Unicycle Master's Degree in Engineering Thesis

What Erik said.

A CVT-geared hub

Please design a seat that is comfortable, if that isn’t possible, design a seat that doesn’t hurt.

That one gets my vote, too. I actually have an idea how that could be done!

A suspension that absorbs impact at the wheel, not the seat. Plus everything above!

What about a comparison of these type of technologies (Lauf, LoopWheels, SoftWheel) alongside regular wheels (3" and 4" tires)? I’ve been trying to do this informally with peg unicycles but it’d be nice to see a scientific approach and what the methodology would be. You might incorporate a self-balancing algorithm in testing since it’s difficult to build pedal wheels with these technologies.

Or abandon all of this, come to PowerKiteForum and help me design a better buggy, preferably one with a rollover bar given my recent trifecta of those.

A colleague sent me this the other day…

Using Evolutionary Multiobjective Optimization Algorithms to Evolve Lacing Patterns for Bicycle Wheels

Quite interesting.


When muni riding, if you hit a rock you didn’t see it can stop your wheel with a high chance of UPD type 2 (what I call the one where parts of your body other than the soles of your feet absorb some of the impact of your descent from the unicycle to the earth), but at least a UPD type 1 (where you run out and feel like a pro).
My subjective impression is that when most of your weight is on the seat you are riding a vehicle without suspension so the wheel can’t rise up over the rock. That makes a UPD more likely.
If you see the rock coming, of course you hop at least a bit and that is like “active suspension” as I understand it. But I think if you only lift off the seat without hopping at all, that allows the wheel to rise over a rock better, even though your weight is on it through the pedals. Your legs must flex to work like suspension if that is what happens. Lifting off the seat allows you to ride over bumpy ground which is evidence for the above. Of course, when you know the rock is coming, if you just unweight the seat, you also push harder to rush the tyre over the rock.
My proposed question is this: Does some spring in the seat post allow you to ride over a rock better without lifting out of the seat? Further: if so, does it increase your chances of making it over a rock with no preparation because you didn’t see it?

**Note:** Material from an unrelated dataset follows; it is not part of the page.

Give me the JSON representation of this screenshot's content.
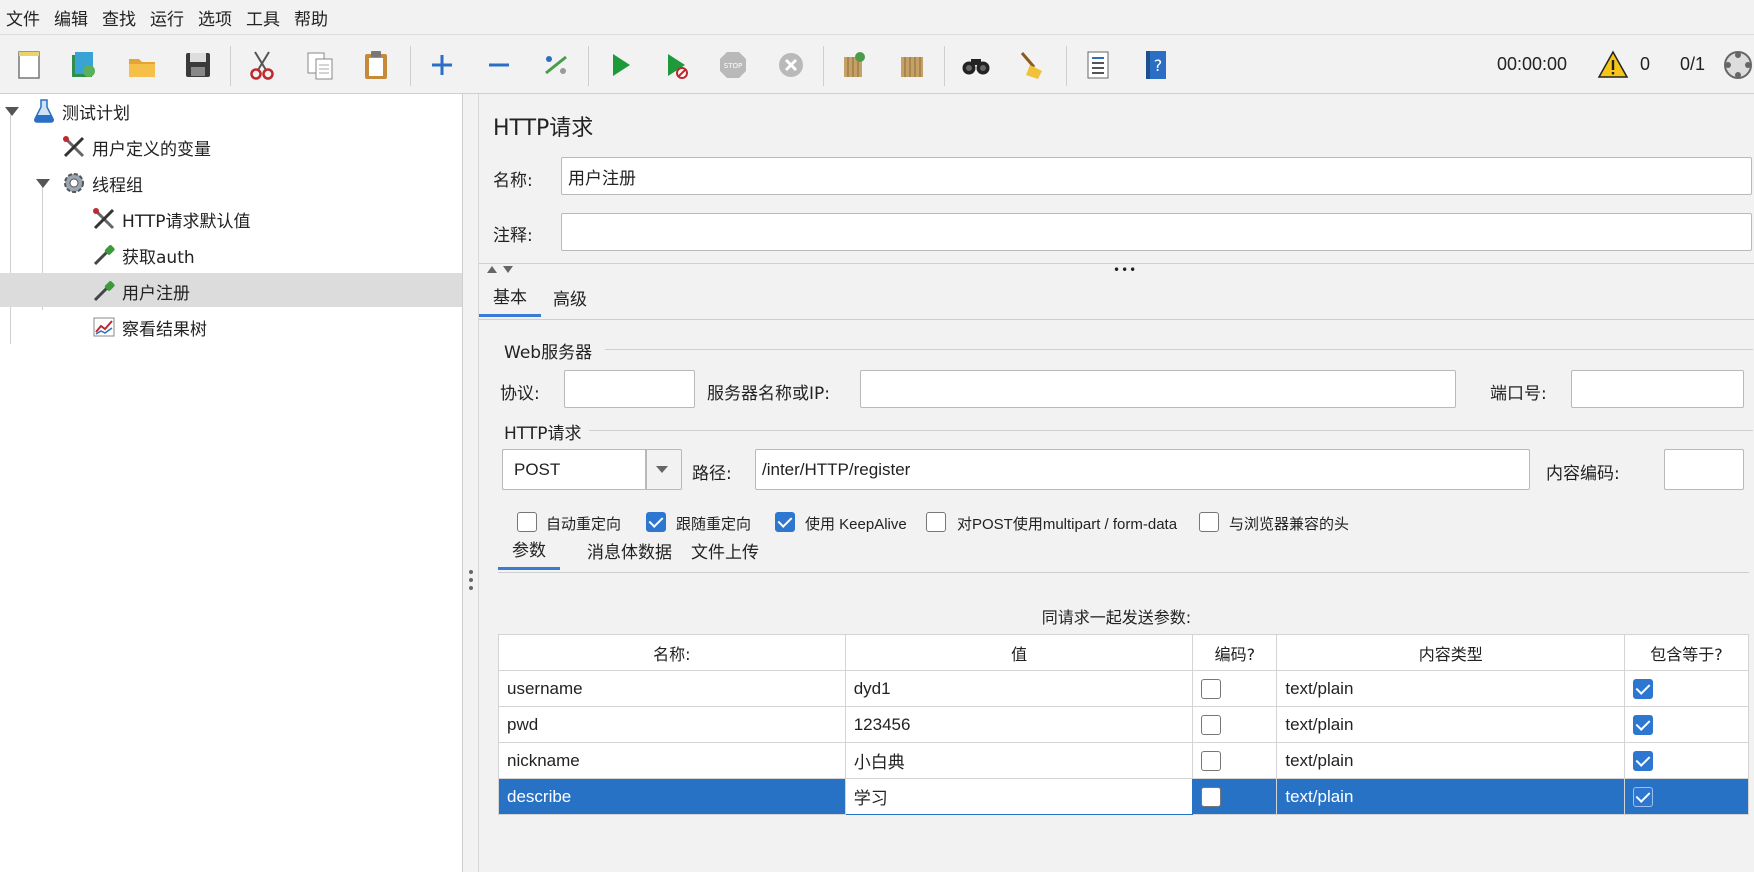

Once again, thanks everyone for the ideas. I have quite a few areas to look into. Probably the harder part will be deciding what I want to do and how to do it…

If you’ve got more ideas, don’t hesitate to add to the others.

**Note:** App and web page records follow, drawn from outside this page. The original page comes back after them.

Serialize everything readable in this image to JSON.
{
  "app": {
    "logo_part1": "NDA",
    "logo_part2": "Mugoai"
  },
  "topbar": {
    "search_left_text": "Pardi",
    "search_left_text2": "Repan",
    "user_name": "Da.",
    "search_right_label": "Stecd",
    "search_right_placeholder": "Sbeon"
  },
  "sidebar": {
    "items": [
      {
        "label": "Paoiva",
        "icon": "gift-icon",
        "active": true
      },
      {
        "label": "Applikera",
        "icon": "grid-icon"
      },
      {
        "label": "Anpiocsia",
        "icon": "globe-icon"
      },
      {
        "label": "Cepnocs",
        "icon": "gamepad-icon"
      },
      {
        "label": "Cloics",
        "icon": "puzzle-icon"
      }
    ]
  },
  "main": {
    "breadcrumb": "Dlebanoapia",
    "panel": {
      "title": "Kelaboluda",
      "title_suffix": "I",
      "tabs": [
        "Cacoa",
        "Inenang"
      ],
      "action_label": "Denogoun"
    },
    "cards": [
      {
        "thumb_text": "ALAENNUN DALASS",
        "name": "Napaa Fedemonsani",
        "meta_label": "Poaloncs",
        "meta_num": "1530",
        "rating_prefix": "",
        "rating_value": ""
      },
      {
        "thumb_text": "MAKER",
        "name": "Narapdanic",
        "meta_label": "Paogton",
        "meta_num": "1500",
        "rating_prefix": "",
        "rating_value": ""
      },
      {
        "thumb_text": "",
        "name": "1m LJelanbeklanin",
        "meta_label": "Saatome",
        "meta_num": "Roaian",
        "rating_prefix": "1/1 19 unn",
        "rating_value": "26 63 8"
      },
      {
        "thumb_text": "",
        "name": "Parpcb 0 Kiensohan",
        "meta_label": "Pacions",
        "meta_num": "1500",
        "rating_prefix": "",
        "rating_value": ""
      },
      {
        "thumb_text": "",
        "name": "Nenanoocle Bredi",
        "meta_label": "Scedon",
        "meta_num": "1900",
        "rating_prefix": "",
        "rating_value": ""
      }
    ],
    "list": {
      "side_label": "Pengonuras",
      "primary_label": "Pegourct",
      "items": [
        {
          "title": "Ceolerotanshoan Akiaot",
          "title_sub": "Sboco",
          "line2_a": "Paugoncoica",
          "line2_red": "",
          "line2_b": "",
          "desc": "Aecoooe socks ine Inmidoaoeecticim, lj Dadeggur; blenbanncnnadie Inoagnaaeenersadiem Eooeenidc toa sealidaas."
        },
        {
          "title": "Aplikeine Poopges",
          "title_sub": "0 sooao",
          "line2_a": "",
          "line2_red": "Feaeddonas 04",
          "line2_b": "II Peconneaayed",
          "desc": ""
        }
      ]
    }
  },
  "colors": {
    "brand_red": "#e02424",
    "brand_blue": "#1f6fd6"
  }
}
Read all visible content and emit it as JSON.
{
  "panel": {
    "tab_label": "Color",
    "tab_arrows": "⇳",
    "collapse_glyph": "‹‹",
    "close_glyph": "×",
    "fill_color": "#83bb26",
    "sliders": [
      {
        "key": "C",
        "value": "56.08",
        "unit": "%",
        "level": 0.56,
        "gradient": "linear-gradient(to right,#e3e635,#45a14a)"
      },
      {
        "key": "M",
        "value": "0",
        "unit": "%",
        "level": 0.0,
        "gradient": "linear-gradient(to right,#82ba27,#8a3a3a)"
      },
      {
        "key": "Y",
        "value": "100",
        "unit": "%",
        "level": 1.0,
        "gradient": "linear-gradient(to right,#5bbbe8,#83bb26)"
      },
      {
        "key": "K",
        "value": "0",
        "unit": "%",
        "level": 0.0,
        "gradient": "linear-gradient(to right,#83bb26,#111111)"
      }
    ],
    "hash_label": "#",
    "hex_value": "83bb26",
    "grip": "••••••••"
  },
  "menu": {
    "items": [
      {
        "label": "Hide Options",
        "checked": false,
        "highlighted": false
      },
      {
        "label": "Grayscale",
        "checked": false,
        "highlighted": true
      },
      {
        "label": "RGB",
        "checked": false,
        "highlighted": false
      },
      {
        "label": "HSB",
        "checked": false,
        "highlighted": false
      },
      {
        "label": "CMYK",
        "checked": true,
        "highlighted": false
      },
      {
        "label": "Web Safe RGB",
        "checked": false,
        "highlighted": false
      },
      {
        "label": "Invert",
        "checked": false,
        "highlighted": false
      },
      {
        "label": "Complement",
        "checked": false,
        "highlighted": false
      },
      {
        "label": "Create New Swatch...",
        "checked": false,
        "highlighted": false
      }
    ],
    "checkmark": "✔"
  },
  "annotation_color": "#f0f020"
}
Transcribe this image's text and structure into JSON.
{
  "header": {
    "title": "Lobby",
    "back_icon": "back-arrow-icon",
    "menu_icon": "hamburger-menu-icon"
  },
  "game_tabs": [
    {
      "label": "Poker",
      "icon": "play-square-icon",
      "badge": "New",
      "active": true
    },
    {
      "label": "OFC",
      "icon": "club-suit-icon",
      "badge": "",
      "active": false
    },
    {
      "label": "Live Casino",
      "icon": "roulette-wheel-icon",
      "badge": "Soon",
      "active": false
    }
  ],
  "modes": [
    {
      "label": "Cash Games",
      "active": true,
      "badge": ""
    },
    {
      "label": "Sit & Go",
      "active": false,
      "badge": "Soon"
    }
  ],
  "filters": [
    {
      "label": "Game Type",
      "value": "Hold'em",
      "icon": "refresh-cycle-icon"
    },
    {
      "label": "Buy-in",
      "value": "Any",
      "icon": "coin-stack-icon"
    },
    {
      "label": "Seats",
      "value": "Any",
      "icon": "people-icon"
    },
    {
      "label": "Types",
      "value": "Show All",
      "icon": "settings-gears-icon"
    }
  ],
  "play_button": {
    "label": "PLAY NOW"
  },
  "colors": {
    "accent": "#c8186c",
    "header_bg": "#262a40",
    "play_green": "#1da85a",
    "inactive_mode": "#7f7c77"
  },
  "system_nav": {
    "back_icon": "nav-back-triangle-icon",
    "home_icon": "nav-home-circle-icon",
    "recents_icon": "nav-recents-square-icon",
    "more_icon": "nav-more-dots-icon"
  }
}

I’ve always wondered why we use ball bearings instead of taper roller bearings.

Based on my experience with suspension posts (and air seats), maybe a little, and maybe.

I’ve used various suspension posts over the years, but there is a limit to what a suspended post will do for you. It absorbs shocks to your butt/crotch, but doesn’t help on what’s happening to the wheel and your feet. I remember one time riding on the Downieville trail, where I hit a rock I didn’t see while the pedals were near vertical. The wheel came up, the frame came up, the suspension went down (all at once), and then, because I hadn’t prepared my body for this bump, the post bounced back up, lifting me right off the seat and into a weird UPD.

So you still have to pay attention. Also you must consider what’s happening to your seat height. Adjust the height so that it’s optimum with your weight on the seat, and it will be a little higher when you’re riding uphill, through technical stuff, etc. Got to allow for those variations. If you have it set too high, you get bounced off the seat like above. Too low, and it’s just hard on your knees (like riding long distances on a Trials or Street uni).

In the end, I think the best use of suspension on unicycles might be a short-travel design for Road riding. In that style of riding your weight is on the seat the vast majority of the time, and if it works right, it will take the edge off of the irregularities in your road surface.

That’s an easy one: taper roller bearings need axial preload. The legs of the unicycle frame are not stiff enougt so be abele to build enough counterforce to this axial preload. It won’t be possible to adjust a defined preload and preload will change all the time as the frame flexes.
In a bike hub it’s easy: the inner rings sit on the axle and the outer rings sit in the hub. So its easy to apply a defined axial preload with nuts on the axle pressing against the inner rings.